Youth around the world

Youth around the world

Young people making change happen

North America

USA: A 12 year-old boy from Florida, on the east coast of the US, recently finished a 2,500-mile “March Across America” that was meant to raise awareness about homeless youth.
The young activist, who started his trek on March 23, told the Tampa Bay Online that, although it was difficult at times, the cause kept him going.
When he considered giving up, he thought about the homeless kids who wanted to stop being homeless but had no choice.
Find out more about his foundation or make a donation at


POLAND: The 5th Economic Forum of Young European Leaders took place from September 7-12 in Nowy Sacz, Poland. The event aimed to explore pressing economic and political questions facing the region.
This year the participants from inside the EU and its neighbouring states discussed the future of Europe.
“We want to bring together young ambitious people,” said Michal Wojcik, director of the Economic Forum, in an interview with the Krakow Post. “They have so much in common, but they rarely meet and share their experiences and knowledge. We want to create a [place] where young Europeans will have a chance to discuss ... global issues.”


NEPAL: Approximately 100 youths from Buddhist organisations in India, Sri Lanka, Nepal and other nations will take part in an international conference for youths on Buddhism in Nepal. The conference will take place during an eight-day span and is officially called the “South Asia International Buddhist Youth Exchange 2010”.
The organisers of the event will be offering more than just discussions and lectures during the conference. The International Buddhist Youth Conference programmes will also offer tours to Lumbini, which is the holy birthplace of Lord Buddha.
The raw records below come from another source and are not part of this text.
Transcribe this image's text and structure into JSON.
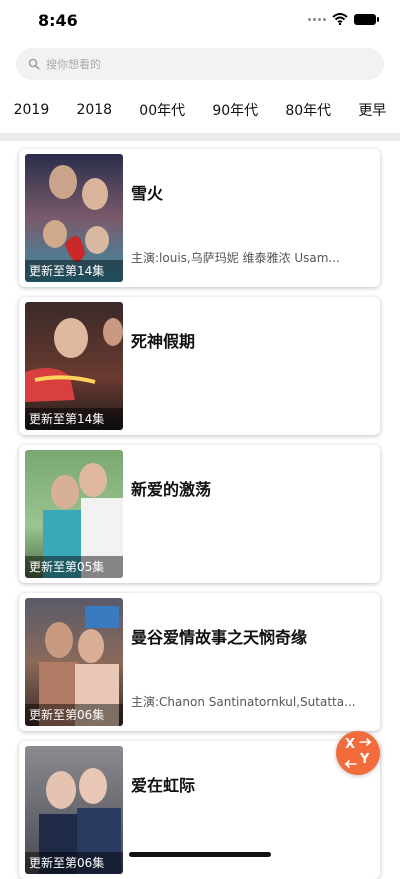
{
  "status_bar": {
    "time": "8:46"
  },
  "search": {
    "placeholder": "搜你想看的"
  },
  "year_tabs": [
    "2019",
    "2018",
    "00年代",
    "90年代",
    "80年代",
    "更早"
  ],
  "shows": [
    {
      "title": "雪火",
      "update": "更新至第14集",
      "cast": "主演:louis,乌萨玛妮 维泰雅浓 Usam..."
    },
    {
      "title": "死神假期",
      "update": "更新至第14集",
      "cast": ""
    },
    {
      "title": "新爱的激荡",
      "update": "更新至第05集",
      "cast": ""
    },
    {
      "title": "曼谷爱情故事之天悯奇缘",
      "update": "更新至第06集",
      "cast": "主演:Chanon Santinatornkul,Sutatta..."
    },
    {
      "title": "爱在虹际",
      "update": "更新至第06集",
      "cast": ""
    }
  ],
  "float_button": {
    "x": "X",
    "y": "Y",
    "color": "#f26b3a"
  }
}
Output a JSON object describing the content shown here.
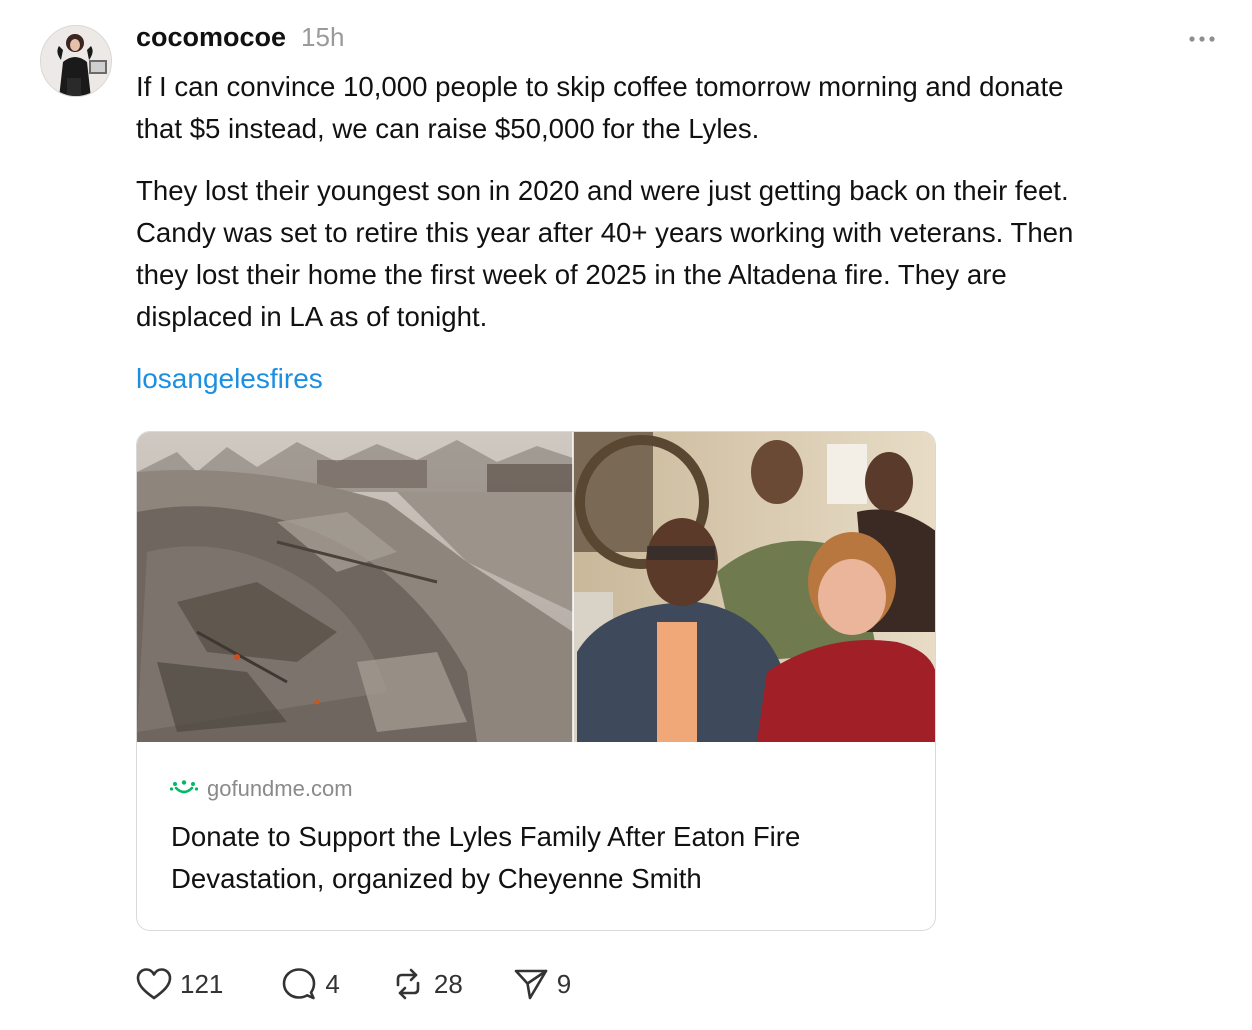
{
  "post": {
    "username": "cocomocoe",
    "timestamp": "15h",
    "paragraphs": [
      "If I can convince 10,000 people to skip coffee tomorrow morning and donate\nthat $5 instead, we can raise $50,000 for the Lyles.",
      "They lost their youngest son in 2020 and were just getting back on their feet.\nCandy was set to retire this year after 40+ years working with veterans. Then\nthey lost their home the first week of 2025 in the Altadena fire. They are\ndisplaced in LA as of tonight."
    ],
    "tag": "losangelesfires"
  },
  "link_card": {
    "domain": "gofundme.com",
    "title": "Donate to Support the Lyles Family After Eaton Fire\nDevastation, organized by Cheyenne Smith",
    "brand_color": "#00b964"
  },
  "actions": {
    "likes": "121",
    "replies": "4",
    "reposts": "28",
    "shares": "9"
  },
  "colors": {
    "text": "#111111",
    "muted": "#9a9a9a",
    "link": "#1d8fe1",
    "border": "#d9d9d9"
  },
  "icons": {
    "more": "ellipsis-icon",
    "like": "heart-icon",
    "reply": "speech-bubble-icon",
    "repost": "repost-arrows-icon",
    "share": "paper-plane-icon",
    "domain": "gofundme-logo-icon"
  }
}
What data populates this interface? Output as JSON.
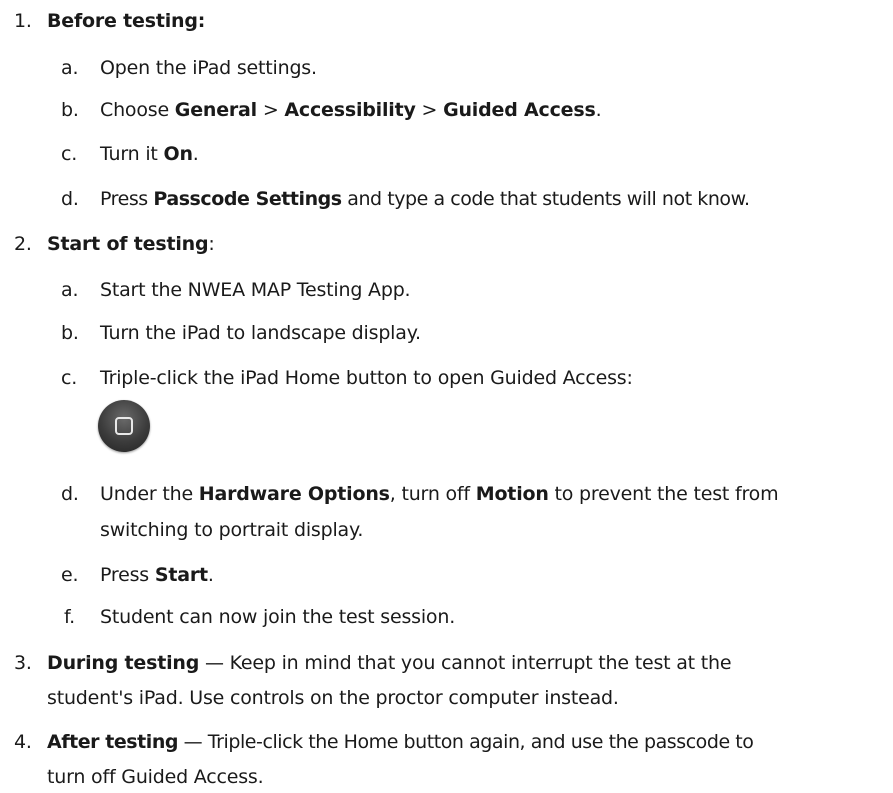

Tanzania: The eLearning Africa Conference in 2011 will focus on young adults in Africa. With the spotlight on Youth, Skills and Employability.
More than 40 percent of Africa’s population is younger than 24 years-old. One hundred and ninety-eight million Africans, 20 percent of the continent’s population, are aged between 15 and 24 – the largest percentage of young people anywhere in the world. Children under the age of 15 account for another 20 percent.
eLearning Africa has opened its call for papers and is inviting education professionals from Africa and beyond to submit their best practices. The conference will take place from May 25 to 27 in Dar es Salaam in Tanzania.


Australia: Daniel Whitthaus, a young gay Australian, is travelling the country to spread the message of his “That’s So Gay” anti-homophobia training programme.
Daniel told ABC News that the language he is using in the title of the programme is challenging homophobia. “If young people are hearing all day, every day that ‘that’s so gay’ means that ‘that’s so negative’ … then you pretty much know that you’re different and you don’t fit in.”
“What we find is it’s these everyday conversations ... that move people’s beliefs and attitudes,” he said.
“Young people deserve to be wherever they want to be and wherever they love.


  • New US bill ‘is a violation of Cambodian independence’

    After a US congressmen introduced bipartisan legislation that will enact sanctions on Cambodian officials responsible for “undermining democracy” in the Kingdom, government officials and the ruling Cambodian People’s Party on Sunday said they regarded the potential action as the “violation of independence and sovereignty

  • Angkor Wat named as the top landmark for the second year

    Travel website TripAdvisor has named Cambodia’s ancient wonder Angkor Wat as the top landmark in the world for the second year running in their Travelers’ Choice Award 2018, an achievement Cambodian tourism operators expect will attract more tourists to the Kingdom. The website uses traveller

  • Ministry’s plan for net sparks fears

    The government has ordered all domestic and international internet traffic in the Kingdom to pass through a Data Management Centre (DMC) that has been newly created by the state-owned Telecom Cambodia, in a move some have claimed is an attempt to censor government critics. Spokesman

  • Hun Sen detractors ‘will die’

    Prime Minister Hun Sen on Wednesday said those who curse or insult him would eventually die without a plot of land to bury their bodies after being killed by lightning, suffering the same fate as those who recently died in Thmar Baing district in Koh